And almost nobody wonders whether the people who offer information ostensibly for free may have an ulterior motive. In short, people are ripe to be fooled and should not be surprised that they often are. Fake news is not so much the cause of the current problem, but its inevitable outcome.


Today's Russian government proved adept at exploiting this domain because this fitted perfectly into its long-term strategy.

Russian President Vladimir Putin's objective is to restore the country to its big-power glory, something that he cannot achieve through the outright use of force.

Yet by nipping at the cohesion of Western states, by undermining the unity of the US-led Nato alliance in Europe, Mr Putin stands a good chance of reaching his objective over time, and fake news fits this strategy perfectly.

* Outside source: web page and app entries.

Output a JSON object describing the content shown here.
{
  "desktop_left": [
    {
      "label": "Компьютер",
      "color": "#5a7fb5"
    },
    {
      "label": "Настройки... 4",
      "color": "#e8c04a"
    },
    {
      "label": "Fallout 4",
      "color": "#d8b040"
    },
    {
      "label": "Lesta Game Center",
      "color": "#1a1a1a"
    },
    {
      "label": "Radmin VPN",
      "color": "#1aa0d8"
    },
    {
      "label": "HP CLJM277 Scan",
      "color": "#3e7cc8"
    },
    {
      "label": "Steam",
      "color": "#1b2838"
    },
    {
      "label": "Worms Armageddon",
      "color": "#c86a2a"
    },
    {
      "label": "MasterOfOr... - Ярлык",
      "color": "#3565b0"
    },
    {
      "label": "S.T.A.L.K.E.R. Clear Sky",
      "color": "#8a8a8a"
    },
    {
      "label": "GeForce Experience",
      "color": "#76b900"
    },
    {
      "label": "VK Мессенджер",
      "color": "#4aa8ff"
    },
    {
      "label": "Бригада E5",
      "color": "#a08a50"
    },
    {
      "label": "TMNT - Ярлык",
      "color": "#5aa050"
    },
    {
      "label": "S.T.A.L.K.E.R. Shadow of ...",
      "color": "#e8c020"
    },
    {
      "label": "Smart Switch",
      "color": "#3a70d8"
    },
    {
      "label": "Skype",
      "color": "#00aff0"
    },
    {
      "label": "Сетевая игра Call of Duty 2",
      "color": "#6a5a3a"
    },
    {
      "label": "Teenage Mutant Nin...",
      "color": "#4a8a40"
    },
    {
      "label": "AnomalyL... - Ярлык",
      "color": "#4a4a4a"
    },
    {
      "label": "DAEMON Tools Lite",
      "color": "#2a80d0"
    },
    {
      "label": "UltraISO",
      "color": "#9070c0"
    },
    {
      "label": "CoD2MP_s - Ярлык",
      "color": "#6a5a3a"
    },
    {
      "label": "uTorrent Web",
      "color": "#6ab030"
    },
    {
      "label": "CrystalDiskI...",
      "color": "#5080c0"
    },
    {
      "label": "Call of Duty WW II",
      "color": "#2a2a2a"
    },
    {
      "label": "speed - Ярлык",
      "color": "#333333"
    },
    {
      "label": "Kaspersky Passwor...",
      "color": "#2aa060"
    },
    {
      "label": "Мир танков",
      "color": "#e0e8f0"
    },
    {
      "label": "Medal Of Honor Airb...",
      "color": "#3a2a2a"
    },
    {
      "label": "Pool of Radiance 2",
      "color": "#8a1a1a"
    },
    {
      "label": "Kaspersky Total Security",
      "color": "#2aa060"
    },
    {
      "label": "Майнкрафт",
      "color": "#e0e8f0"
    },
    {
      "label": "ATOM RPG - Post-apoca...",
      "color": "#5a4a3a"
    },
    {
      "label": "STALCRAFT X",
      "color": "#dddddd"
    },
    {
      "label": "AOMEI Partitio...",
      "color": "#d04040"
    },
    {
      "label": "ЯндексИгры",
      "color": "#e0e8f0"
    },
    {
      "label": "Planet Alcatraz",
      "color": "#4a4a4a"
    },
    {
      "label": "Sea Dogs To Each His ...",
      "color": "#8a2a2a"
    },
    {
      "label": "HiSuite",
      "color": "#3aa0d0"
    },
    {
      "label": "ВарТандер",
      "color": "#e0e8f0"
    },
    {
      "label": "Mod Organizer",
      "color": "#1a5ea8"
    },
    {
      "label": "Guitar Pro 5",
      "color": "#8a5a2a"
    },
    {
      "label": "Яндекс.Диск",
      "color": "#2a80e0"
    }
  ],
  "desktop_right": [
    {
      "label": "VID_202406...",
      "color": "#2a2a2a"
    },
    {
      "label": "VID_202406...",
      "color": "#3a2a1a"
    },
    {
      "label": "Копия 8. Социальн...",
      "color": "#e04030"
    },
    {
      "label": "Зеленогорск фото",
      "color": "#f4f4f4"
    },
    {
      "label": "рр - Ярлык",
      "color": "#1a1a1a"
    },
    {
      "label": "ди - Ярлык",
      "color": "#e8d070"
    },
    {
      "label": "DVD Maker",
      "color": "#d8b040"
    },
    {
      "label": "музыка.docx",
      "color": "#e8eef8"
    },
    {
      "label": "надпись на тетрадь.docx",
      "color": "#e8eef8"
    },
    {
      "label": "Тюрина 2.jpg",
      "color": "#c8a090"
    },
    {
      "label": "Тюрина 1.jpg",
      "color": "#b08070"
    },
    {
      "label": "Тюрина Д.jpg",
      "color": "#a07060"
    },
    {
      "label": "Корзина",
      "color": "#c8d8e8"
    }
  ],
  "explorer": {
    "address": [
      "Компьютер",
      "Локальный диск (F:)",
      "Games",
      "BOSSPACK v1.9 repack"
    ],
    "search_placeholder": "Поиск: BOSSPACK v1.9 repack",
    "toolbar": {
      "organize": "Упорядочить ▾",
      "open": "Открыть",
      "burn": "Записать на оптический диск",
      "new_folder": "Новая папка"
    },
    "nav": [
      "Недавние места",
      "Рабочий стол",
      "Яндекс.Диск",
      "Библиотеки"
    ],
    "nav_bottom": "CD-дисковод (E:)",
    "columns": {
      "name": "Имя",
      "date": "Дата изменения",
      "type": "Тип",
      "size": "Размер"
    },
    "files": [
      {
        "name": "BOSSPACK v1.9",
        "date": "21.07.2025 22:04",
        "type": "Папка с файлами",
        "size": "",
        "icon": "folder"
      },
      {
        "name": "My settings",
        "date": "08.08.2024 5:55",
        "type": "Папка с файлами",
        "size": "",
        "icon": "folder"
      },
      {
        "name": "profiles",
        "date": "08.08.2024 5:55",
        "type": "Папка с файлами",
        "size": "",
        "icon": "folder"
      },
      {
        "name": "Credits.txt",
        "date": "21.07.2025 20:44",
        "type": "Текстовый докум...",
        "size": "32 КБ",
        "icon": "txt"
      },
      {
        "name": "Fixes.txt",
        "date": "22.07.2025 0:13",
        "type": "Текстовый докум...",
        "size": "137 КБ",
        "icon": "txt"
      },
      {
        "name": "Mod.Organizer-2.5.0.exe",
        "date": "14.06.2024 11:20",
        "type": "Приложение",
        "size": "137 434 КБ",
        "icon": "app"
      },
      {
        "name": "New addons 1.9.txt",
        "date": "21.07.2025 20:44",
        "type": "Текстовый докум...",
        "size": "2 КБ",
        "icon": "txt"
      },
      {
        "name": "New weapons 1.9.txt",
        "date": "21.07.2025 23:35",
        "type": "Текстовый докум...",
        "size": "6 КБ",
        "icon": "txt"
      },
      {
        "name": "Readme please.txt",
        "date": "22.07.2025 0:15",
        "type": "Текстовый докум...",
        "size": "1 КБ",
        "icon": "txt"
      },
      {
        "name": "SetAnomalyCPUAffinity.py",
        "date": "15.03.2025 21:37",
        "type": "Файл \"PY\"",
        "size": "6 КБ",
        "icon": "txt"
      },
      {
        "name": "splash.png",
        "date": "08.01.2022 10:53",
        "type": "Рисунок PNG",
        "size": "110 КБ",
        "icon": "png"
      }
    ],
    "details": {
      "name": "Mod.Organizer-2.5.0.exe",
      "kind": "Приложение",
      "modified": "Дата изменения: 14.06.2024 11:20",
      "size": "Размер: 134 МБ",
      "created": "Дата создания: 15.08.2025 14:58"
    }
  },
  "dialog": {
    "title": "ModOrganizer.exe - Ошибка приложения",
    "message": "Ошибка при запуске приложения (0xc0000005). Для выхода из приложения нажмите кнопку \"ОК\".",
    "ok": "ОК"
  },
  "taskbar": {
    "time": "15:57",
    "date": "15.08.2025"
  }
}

Russia's information offensive also deflates claims that the Western political system is superior; Russian Internet involvement during the 2016 US presidential campaign did not necessarily put Mr Donald Trump in the White House, but it did expose the US electoral system to ridicule, as politicians had their stolen e-mail messages published and the most fantastic conspiracy theories started circulating, and that, for Russia, was the ultimate victory.

Its Internet campaign also plays to the country's evident strengths. While Moscow cannot keep up with US investment in new military technologies, Russia is more than a match when it comes to information technology.

Finally, the strategy is extremely cheap. The Russian-led fake news campaign mobilising people to demonstrate against the "Islamisation of Texas" is estimated to have cost Moscow all of US$100 (S$136). And the entire Russian operation to destabilise the US presidential election probably did not cost Mr Putin's treasury more than a few tens of millions of dollars, a fraction of the cost of one missile, but with a far bigger impact.

Other countries have different approaches. Until recently, China was more interested in exploiting Internet opportunities to gain intelligence and commercially useful information. It did not use fake accounts on social-media platforms in an aggressive way to undermine Western governments or institutions. Indeed, it poured resources into preventing Western-based Internet platforms from doing the same in China.

But this may be changing, as proliferation of deliberate falsehoods about Taiwan increases.

China's People Liberation Army over the past year used fake news to manipulate public opinion in Taiwan by heightening fears over Chinese military drills, the University of Oxford's Reuters Institute claimed in a study published in June this year.

Furthermore, as China's financial involvement in many countries around the world deepens, so does Beijing's stake in the domestic policies of these nations. From places as far apart as Sri Lanka or Zambia, evidence emerges of a more direct Chinese involvement in influencing domestic political debates through the use of online platforms.

And what began as a confrontation between big states and alliances is sure to spread to all other nations, as technology changes and more activities are conducted online. Military planners are by now certain that any future war will begin not with troops crossing the border, but with a massive propaganda campaign designed to overwhelm the decision-making capacity of an opponent, and shatter the cohesion and resilience of a nation.

As such, the fight against fake news is not only a matter of insulating the public from hate and violent speech. It is ultimately a question of national survival.

A version of this article appeared in the print edition of The Sunday Times on September 30, 2018, with the headline 'Weaponisation of information and a matter of national survival'. Subscribe